Your result should be every line of the records below that contains the word "Selecciona".

* * * * *

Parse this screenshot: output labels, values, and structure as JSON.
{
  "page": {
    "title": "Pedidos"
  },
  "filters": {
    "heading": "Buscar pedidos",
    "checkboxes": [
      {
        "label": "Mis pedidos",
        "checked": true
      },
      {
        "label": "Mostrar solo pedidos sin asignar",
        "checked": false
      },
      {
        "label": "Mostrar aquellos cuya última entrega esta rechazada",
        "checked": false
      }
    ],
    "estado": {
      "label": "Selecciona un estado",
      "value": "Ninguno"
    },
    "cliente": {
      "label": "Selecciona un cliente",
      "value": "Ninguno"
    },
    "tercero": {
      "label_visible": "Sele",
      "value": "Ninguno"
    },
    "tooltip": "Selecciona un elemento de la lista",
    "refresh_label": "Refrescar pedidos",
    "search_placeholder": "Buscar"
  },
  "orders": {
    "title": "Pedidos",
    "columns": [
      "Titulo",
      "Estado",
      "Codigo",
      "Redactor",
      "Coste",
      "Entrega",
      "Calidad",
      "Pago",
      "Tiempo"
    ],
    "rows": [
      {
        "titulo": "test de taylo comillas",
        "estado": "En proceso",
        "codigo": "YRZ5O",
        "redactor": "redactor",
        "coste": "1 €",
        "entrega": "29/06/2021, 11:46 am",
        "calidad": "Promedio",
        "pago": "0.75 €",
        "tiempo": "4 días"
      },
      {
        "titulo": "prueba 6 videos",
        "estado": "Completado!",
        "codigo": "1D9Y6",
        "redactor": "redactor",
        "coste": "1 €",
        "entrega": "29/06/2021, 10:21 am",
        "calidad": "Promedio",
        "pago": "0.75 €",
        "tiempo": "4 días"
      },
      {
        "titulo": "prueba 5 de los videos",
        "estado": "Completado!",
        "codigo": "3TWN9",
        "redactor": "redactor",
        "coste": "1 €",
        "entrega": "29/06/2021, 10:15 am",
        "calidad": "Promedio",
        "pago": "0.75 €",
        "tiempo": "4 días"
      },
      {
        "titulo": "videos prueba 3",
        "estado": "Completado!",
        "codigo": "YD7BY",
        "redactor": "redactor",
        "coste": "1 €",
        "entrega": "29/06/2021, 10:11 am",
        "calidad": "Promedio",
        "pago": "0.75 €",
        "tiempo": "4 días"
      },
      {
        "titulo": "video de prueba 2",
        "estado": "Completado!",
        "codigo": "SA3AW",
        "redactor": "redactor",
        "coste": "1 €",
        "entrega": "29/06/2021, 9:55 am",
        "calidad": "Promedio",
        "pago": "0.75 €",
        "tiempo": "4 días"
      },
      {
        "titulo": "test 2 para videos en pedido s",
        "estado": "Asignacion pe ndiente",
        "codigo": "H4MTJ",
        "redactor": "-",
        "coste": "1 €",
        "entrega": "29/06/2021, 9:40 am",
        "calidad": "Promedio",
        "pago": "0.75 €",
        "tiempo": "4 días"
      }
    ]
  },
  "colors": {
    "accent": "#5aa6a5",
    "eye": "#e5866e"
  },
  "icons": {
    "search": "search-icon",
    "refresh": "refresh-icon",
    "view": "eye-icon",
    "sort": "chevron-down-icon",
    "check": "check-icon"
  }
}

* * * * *

- _Answer to this task_:
      "label": "Selecciona un estado",
      "label": "Selecciona un cliente",
    "tooltip": "Selecciona un elemento de la lista",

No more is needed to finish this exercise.